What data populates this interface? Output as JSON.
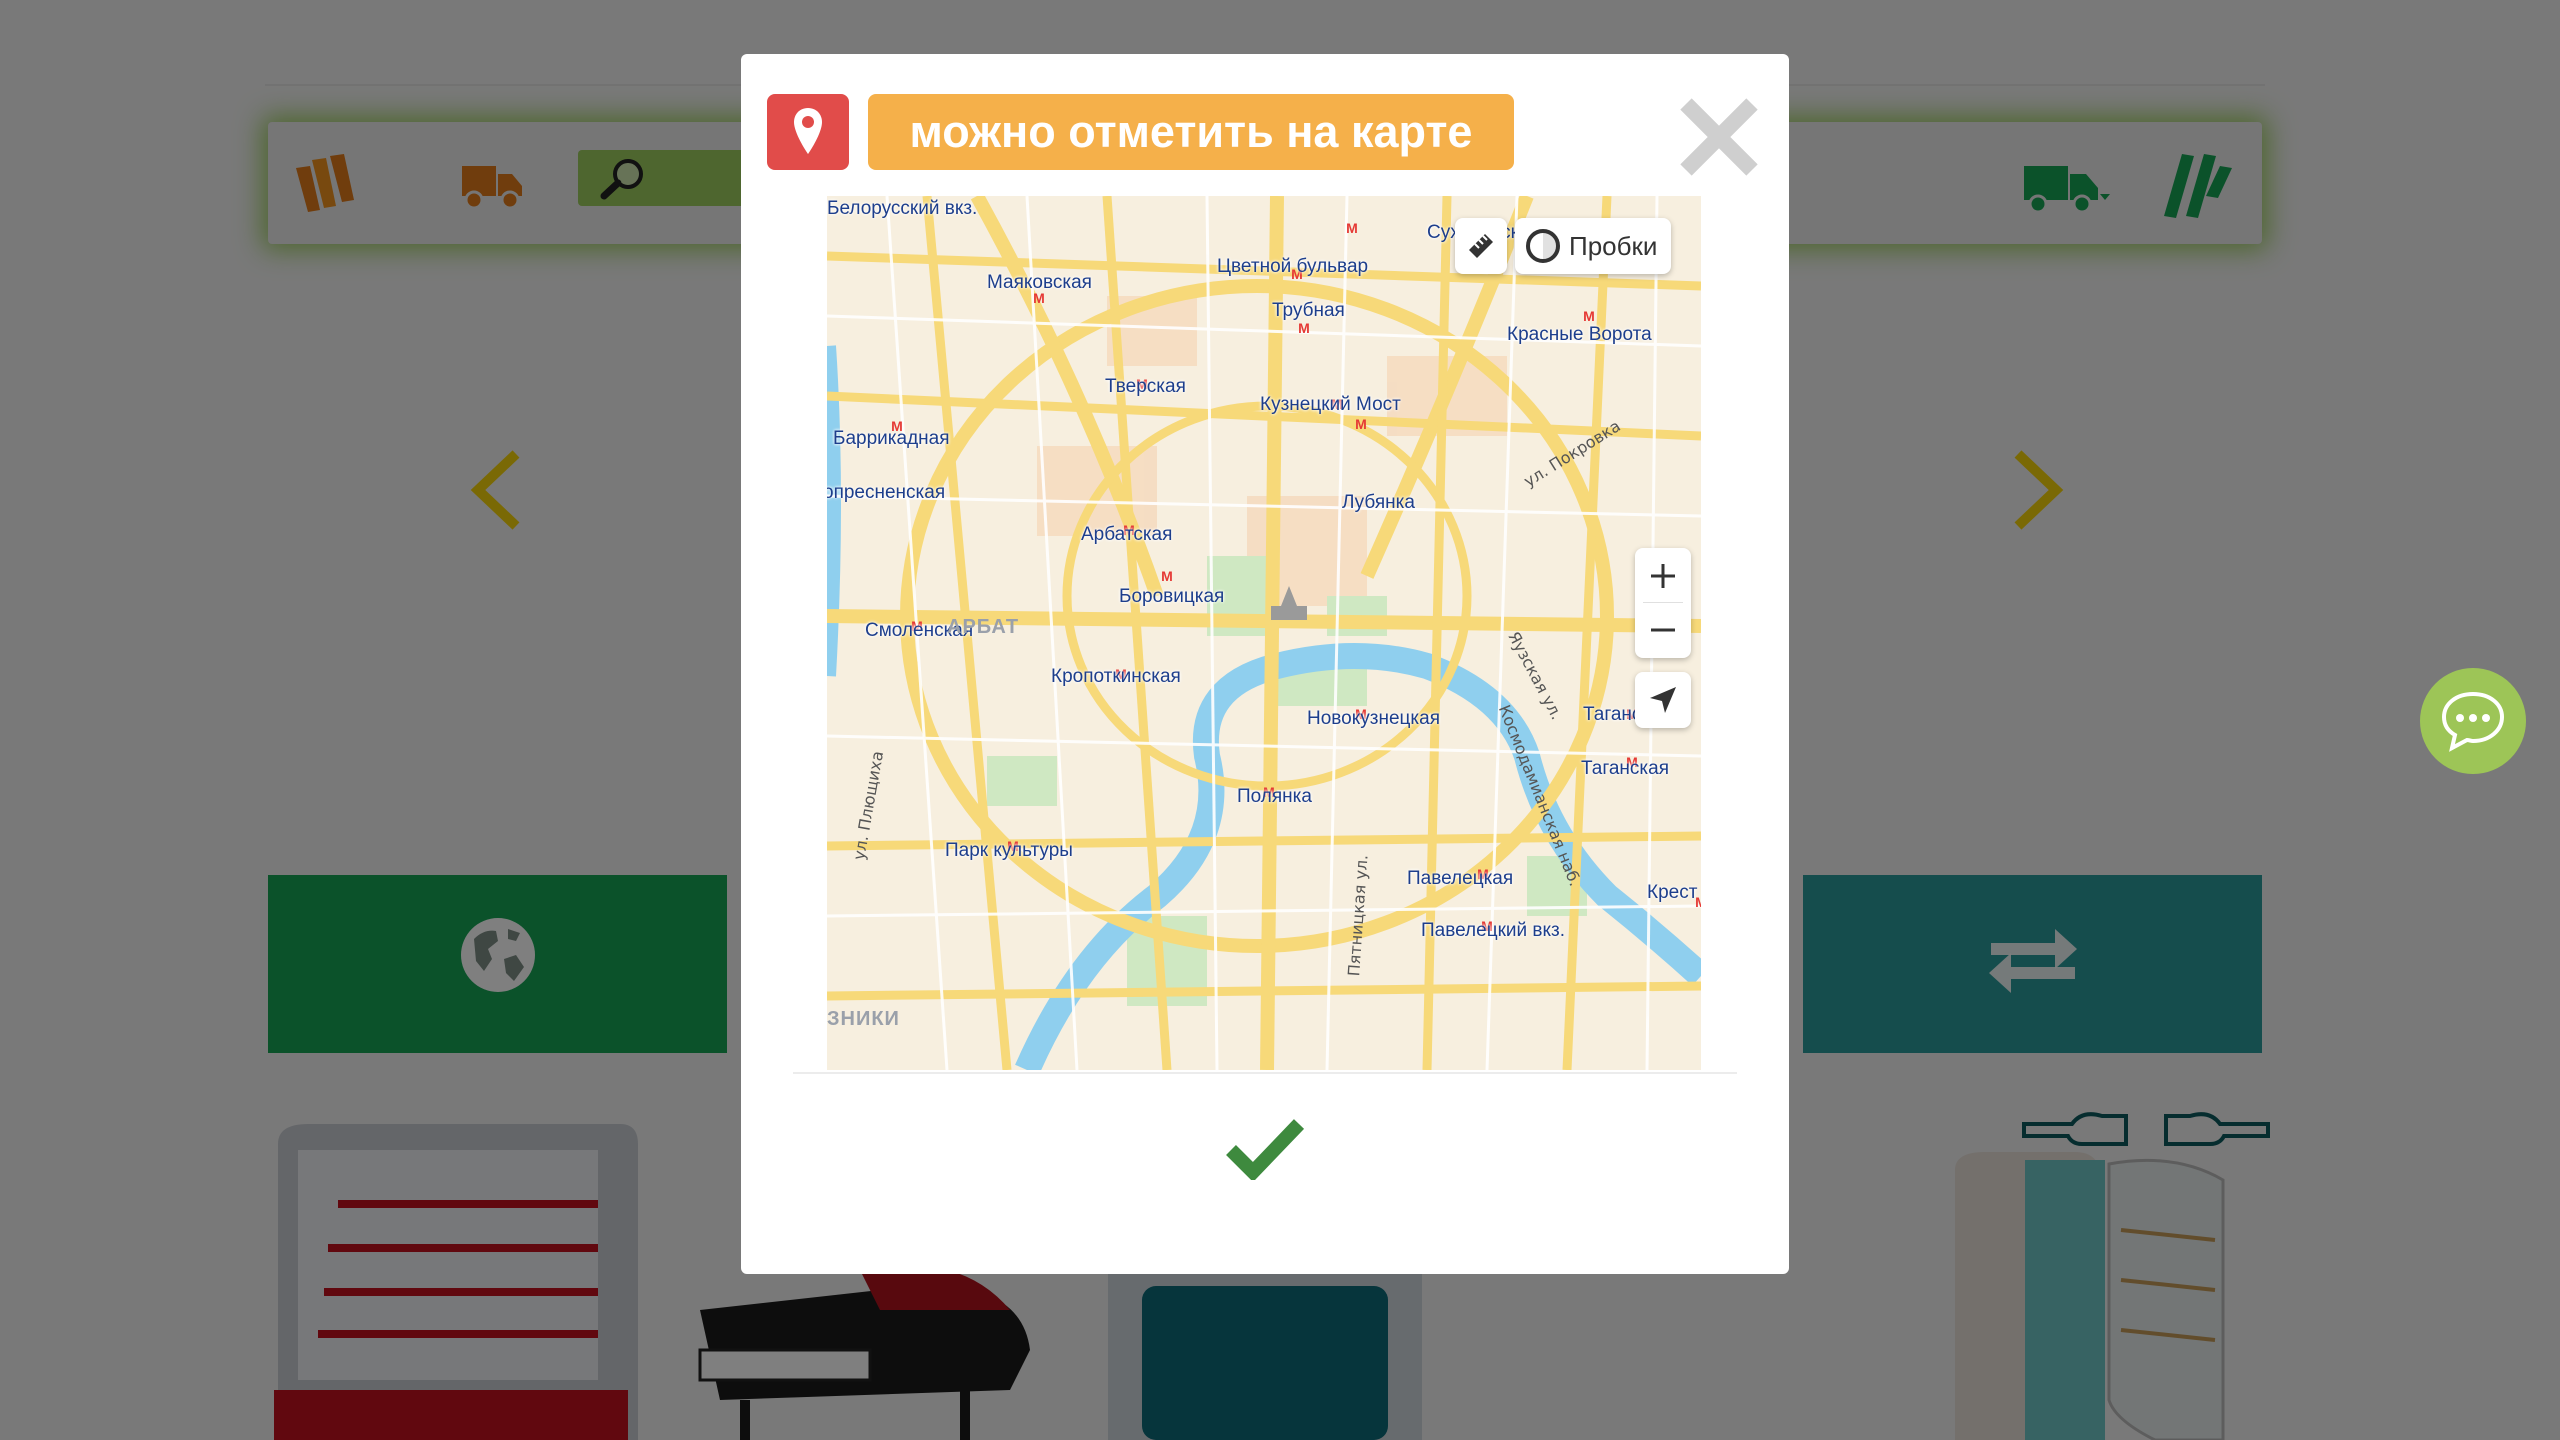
{
  "modal": {
    "banner_text": "можно отметить на карте",
    "map": {
      "traffic_label": "Пробки",
      "district_label": "АРБАТ",
      "district_label2": "ЗНИКИ",
      "metro_stations": [
        {
          "name": "Сухаревская"
        },
        {
          "name": "Цветной бульвар"
        },
        {
          "name": "Маяковская"
        },
        {
          "name": "Трубная"
        },
        {
          "name": "Красные Ворота"
        },
        {
          "name": "Тверская"
        },
        {
          "name": "Кузнецкий Мост"
        },
        {
          "name": "Баррикадная"
        },
        {
          "name": "Краснопресненская",
          "display": "опресненская"
        },
        {
          "name": "Лубянка"
        },
        {
          "name": "Арбатская"
        },
        {
          "name": "Боровицкая"
        },
        {
          "name": "Смоленская"
        },
        {
          "name": "Кропоткинская"
        },
        {
          "name": "Новокузнецкая"
        },
        {
          "name": "Таганская"
        },
        {
          "name": "Таганская 2",
          "display": "Таганская"
        },
        {
          "name": "Полянка"
        },
        {
          "name": "Парк культуры"
        },
        {
          "name": "Павелецкая"
        },
        {
          "name": "Павелецкий вкз."
        },
        {
          "name": "Крест",
          "display": "Крест"
        },
        {
          "name": "Белорусский вкз.",
          "display": "Белорусский вкз."
        }
      ],
      "street_labels": [
        "ул. Покровка",
        "Яузская ул.",
        "Космодамианская наб.",
        "ул. Плющиха",
        "Пятницкая ул."
      ]
    }
  },
  "icons": {
    "pin": "map-pin-icon",
    "close": "close-icon",
    "confirm": "checkmark-icon",
    "ruler": "ruler-icon",
    "traffic": "traffic-light-icon",
    "zoom_in": "plus-icon",
    "zoom_out": "minus-icon",
    "locate": "geolocation-icon",
    "chat": "chat-bubble-icon"
  },
  "colors": {
    "banner": "#f5b04a",
    "pin_box": "#e14c4a",
    "confirm": "#3e8a3e",
    "green_tile": "#17a455",
    "teal_tile": "#2a9b9a",
    "chat": "#9dc557"
  }
}
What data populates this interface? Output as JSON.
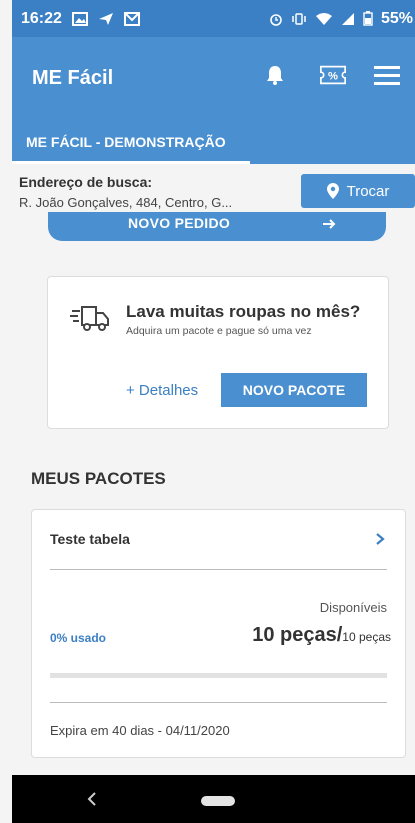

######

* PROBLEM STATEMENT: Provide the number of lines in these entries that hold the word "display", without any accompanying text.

* YOUR SOLUTION: 4